The association with Chios dates back to at least Semonides of Amorgos, who cited a famous line in the Iliad (6.146) as by “the man of Chios”.[21] An eponymous bardic guild, known as the Homeridae (sons of Homer), or Homeristae (‘Homerizers’)[22] appears to have existed there, tracing descent from an ancestor of that name,[23] or upholding their function as rhapsodes or “lay-stitchers” specialising in the recitation of Homeric poetry. Wilhelm Dörpfeld[24] suggests that Homer had visited many of the places and regions which he describes in his epics, such as Mycenae, Troy, the palace of Odysseus at Ithaca and more. According to Diodorus Siculus, Homer had even visited Egypt.[25]

The poet’s name is homophonous with ὅμηρος (hómēros), “hostage” (or “surety”), which is interpreted as meaning “he who accompanies; he who is forced to follow”, or, in some dialects, “blind”.[26] This led to many tales that he was a hostage or a blind man. Traditions which assert that he was blind may have arisen from the meaning of the word in both Ionic, where the verbal form ὁμηρεύω (homēreúō) has the specialized meaning of “guide the blind”,[27] and the Aeolian dialect of Cyme, where ὅμηρος (hómēros) is synonymous with the standard Greek τυφλός (tuphlós), meaning ‘blind’.[28] The characterization of Homer as a blind bard goes back to some verses in the Delian Hymn to Apollo, the third of the Homeric Hymns,[29] verses later cited to support this notion by Thucydides.[30] The Cymean historian Ephorus held the same view, and the idea gained support in antiquity on the strength of a false etymology which derived his name from ho mḕ horṓn (ὁ μὴ ὁρῶν: “he who does not see”). Critics have long taken as self-referential[31] a passage in the Odyssey describing a blind bard, Demodocus, in the court of the Phaeacian king, who recounts stories of Troy to the shipwrecked Odysseus.[32]

Many scholars take the name of the poet to be indicative of a generic function. Gregory Nagy takes it to mean “he who fits (the Song) together”.[33] ὁμηρέω (homēréō), another related verb, besides signifying “meet”, can mean “(sing) in accord/tune”.[34] Some argue that “Homer” may have meant “he who puts the voice in tune” with dancing.[35][36] Marcello Durante links “Homeros” to an epithet of Zeus as “god of the assemblies” and argues that behind the name lies the echo of an archaic word for “reunion”, similar to the later Panegyris, denoting a formal assembly of competing minstrels.[37][38]

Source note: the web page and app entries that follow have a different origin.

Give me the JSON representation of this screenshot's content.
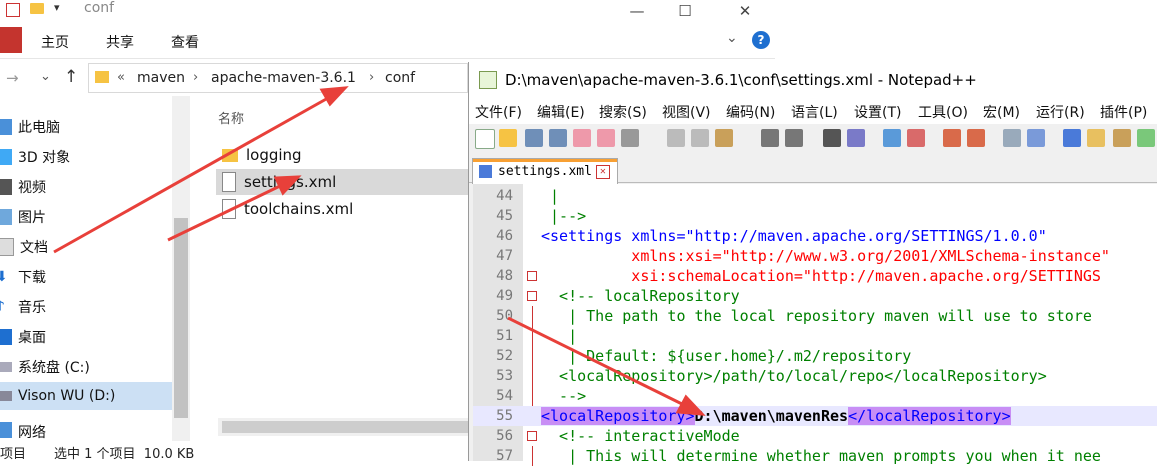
{
  "explorer": {
    "title": "conf",
    "ribbon_tabs": [
      "主页",
      "共享",
      "查看"
    ],
    "breadcrumb": [
      "«",
      "maven",
      "apache-maven-3.6.1",
      "conf"
    ],
    "nav_items": [
      {
        "label": "此电脑",
        "icon": "computer-icon"
      },
      {
        "label": "3D 对象",
        "icon": "cube-icon"
      },
      {
        "label": "视频",
        "icon": "video-icon"
      },
      {
        "label": "图片",
        "icon": "picture-icon"
      },
      {
        "label": "文档",
        "icon": "document-icon"
      },
      {
        "label": "下载",
        "icon": "download-icon"
      },
      {
        "label": "音乐",
        "icon": "music-icon"
      },
      {
        "label": "桌面",
        "icon": "desktop-icon"
      },
      {
        "label": "系统盘 (C:)",
        "icon": "drive-icon"
      },
      {
        "label": "Vison WU (D:)",
        "icon": "drive-icon"
      },
      {
        "label": "网络",
        "icon": "network-icon"
      }
    ],
    "column_header": "名称",
    "files": [
      {
        "name": "logging",
        "type": "folder"
      },
      {
        "name": "settings.xml",
        "type": "file"
      },
      {
        "name": "toolchains.xml",
        "type": "file"
      }
    ],
    "status": {
      "left": "项目",
      "selection": "选中 1 个项目  10.0 KB"
    }
  },
  "npp": {
    "title": "D:\\maven\\apache-maven-3.6.1\\conf\\settings.xml - Notepad++",
    "menu": [
      "文件(F)",
      "编辑(E)",
      "搜索(S)",
      "视图(V)",
      "编码(N)",
      "语言(L)",
      "设置(T)",
      "工具(O)",
      "宏(M)",
      "运行(R)",
      "插件(P)"
    ],
    "tab_label": "settings.xml",
    "lines": [
      {
        "n": "44",
        "code": " |"
      },
      {
        "n": "45",
        "code": " |-->"
      },
      {
        "n": "46",
        "code": "<settings xmlns=\"http://maven.apache.org/SETTINGS/1.0.0\""
      },
      {
        "n": "47",
        "code": "          xmlns:xsi=\"http://www.w3.org/2001/XMLSchema-instance\""
      },
      {
        "n": "48",
        "code": "          xsi:schemaLocation=\"http://maven.apache.org/SETTINGS"
      },
      {
        "n": "49",
        "code": "  <!-- localRepository"
      },
      {
        "n": "50",
        "code": "   | The path to the local repository maven will use to store"
      },
      {
        "n": "51",
        "code": "   |"
      },
      {
        "n": "52",
        "code": "   | Default: ${user.home}/.m2/repository"
      },
      {
        "n": "53",
        "code": "  <localRepository>/path/to/local/repo</localRepository>"
      },
      {
        "n": "54",
        "code": "  -->"
      },
      {
        "n": "55",
        "code": "<localRepository>D:\\maven\\mavenRes</localRepository>"
      },
      {
        "n": "56",
        "code": "  <!-- interactiveMode"
      },
      {
        "n": "57",
        "code": "   | This will determine whether maven prompts you when it nee"
      }
    ]
  }
}
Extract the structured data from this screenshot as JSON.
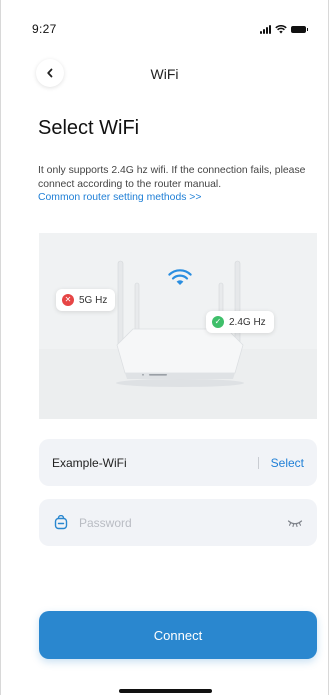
{
  "status_bar": {
    "time": "9:27",
    "icons": [
      "cellular-signal-icon",
      "wifi-icon",
      "battery-icon"
    ]
  },
  "nav": {
    "back_icon": "chevron-left-icon",
    "title": "WiFi"
  },
  "page": {
    "title": "Select WiFi",
    "description": "It only supports 2.4G hz wifi. If the connection fails, please connect according to the router manual.",
    "link": "Common router setting methods >>"
  },
  "illustration": {
    "badge_5g": {
      "label": "5G Hz",
      "icon": "error-x-icon",
      "color": "#e64545"
    },
    "badge_24g": {
      "label": "2.4G Hz",
      "icon": "check-icon",
      "color": "#3fbf6a"
    },
    "signal_icon": "wifi-icon",
    "signal_color": "#2a8ee0"
  },
  "form": {
    "ssid_value": "Example-WiFi",
    "select_label": "Select",
    "password_placeholder": "Password",
    "password_value": "",
    "lock_icon": "lock-icon",
    "eye_icon": "eye-closed-icon"
  },
  "actions": {
    "connect_label": "Connect"
  },
  "colors": {
    "accent": "#2a87cf",
    "link": "#1f7fd6",
    "field_bg": "#f1f3f7"
  }
}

Some Ancient Lives depict Homer as a wandering minstrel, like Thamyris[39] or Hesiod, who walked as far as Chalkis to sing at the funeral games of Amphidamas.[40] We are given the image of a “blind, begging singer who hangs around with little people: shoemakers, fisherman, potters, sailors, elderly men in the gathering places of harbour towns”.[41] The poems, on the other hand, give us evidence of singers at the courts of the nobility. There is a strong aristocratic bias in the poems demonstrated by the lack of any major protagonists of non-aristocratic stock, and by episodes such as the beating down of the commoner Thersites by the king Odysseus for daring to criticize his superiors. In spite of this scholars are divided as to which category, if any, the court singer or the wandering minstrel, the historic “Homer” belonged.[42]